of the employer's participation in the SHOP.
    (b) Selecting QHPs. During an election period, a qualified employer 
may make coverage in a QHP available through the SHOP in accordance 
with the processes developed by the SHOP pursuant to 45 CFR 155.705.
    (c) Information dissemination to employees. A qualified employer 
participating in the SHOP must disseminate information to its qualified 
employees about the process to enroll in a QHP through the SHOP.
    (d) Payment. A qualified employer must submit any contribution 
towards the premiums of any qualified employee according to the 
standards and processes described in 45 CFR 155.705.
    (e) Employees hired outside of the initial or annual open 
enrollment period. Qualified employers must provide employees hired 
outside of the initial or annual open enrollment period with a 
specified period to seek coverage in a QHP beginning on the first day 
of employment and information about the enrollment process pursuant to 
45 CFR 155.725.
    (f) New employees and changes in employee eligibility. Qualified 
employers participating in the SHOP must provide the SHOP with 
information about individuals or employees whose eligibility status for 
coverage purchased through the employer in the SHOP has changed, 
including:
    (1) Newly eligible individuals and employees; and
    (2) Loss of qualified employee status.
    (g) Annual employer election period. Qualified employers must 
adhere to the annual employer election period to change the program 
participation for the next plan year described in 45 CFR 155.725(c).
    (h) Employer participation renewal.

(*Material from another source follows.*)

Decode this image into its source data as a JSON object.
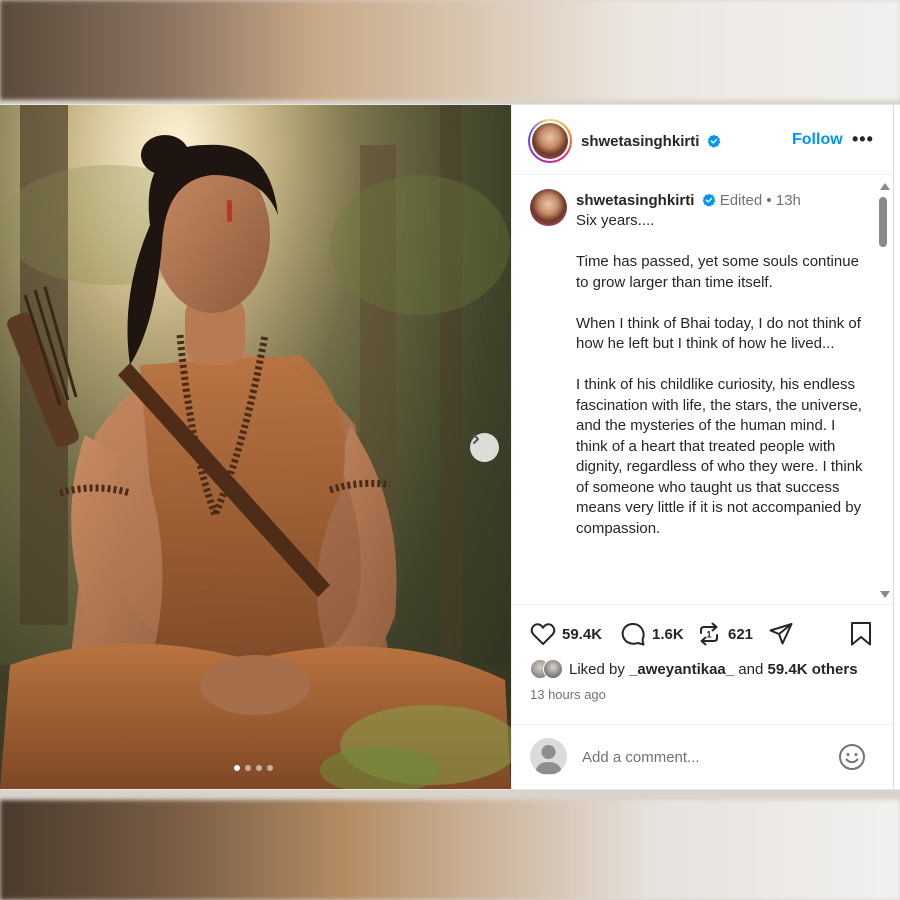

If a qualified employer does 
not take action during the annual employer election period, and remains 
eligible to continue participating in the SHOP, such qualified employer 
will, for the next plan year, continue to offer the same plan, coverage 
level (as defined by section 1302(d)(1) of the Affordable Care Act), or 
combination of plans at the same contribution level as selected during 
the previous year, if such options remain available.

(Catalog of Federal Domestic Assistance Program No. 93.773, 
Medicare--Hospital Insurance; and Program No. 93.774, Medicare--
Supplementary Medical Insurance Program)

    Dated: August 4, 2011.
Donald M. Berwick,
Administrator, Centers for Medicare & Medicaid Services.
    Dated: August 9, 2011
Kathleen Sebelius,
Secretary, Department of Health and Human Services.
[FR Doc. 2011-20776 Filed 8-12-11; 8:45 am]
BILLING CODE 4120-01-P